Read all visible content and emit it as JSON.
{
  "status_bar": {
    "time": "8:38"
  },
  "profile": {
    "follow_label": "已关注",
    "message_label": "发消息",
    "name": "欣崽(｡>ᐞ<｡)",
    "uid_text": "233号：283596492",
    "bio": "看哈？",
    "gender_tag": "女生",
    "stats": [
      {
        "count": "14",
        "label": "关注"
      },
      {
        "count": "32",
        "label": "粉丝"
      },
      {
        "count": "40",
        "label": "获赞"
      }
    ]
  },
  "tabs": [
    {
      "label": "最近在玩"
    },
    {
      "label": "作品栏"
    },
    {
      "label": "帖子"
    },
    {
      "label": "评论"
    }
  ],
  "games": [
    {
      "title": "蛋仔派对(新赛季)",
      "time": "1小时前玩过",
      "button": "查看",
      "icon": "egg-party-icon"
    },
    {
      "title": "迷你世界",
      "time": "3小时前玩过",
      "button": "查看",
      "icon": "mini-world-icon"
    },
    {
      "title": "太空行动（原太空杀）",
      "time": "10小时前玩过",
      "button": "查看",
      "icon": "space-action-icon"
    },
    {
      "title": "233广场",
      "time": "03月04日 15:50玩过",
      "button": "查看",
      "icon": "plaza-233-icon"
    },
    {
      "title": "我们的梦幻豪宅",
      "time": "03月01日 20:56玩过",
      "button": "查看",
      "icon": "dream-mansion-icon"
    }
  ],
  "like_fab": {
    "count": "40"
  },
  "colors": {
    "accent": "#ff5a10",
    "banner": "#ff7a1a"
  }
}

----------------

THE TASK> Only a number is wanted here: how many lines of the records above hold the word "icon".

FINISHED TASK> 5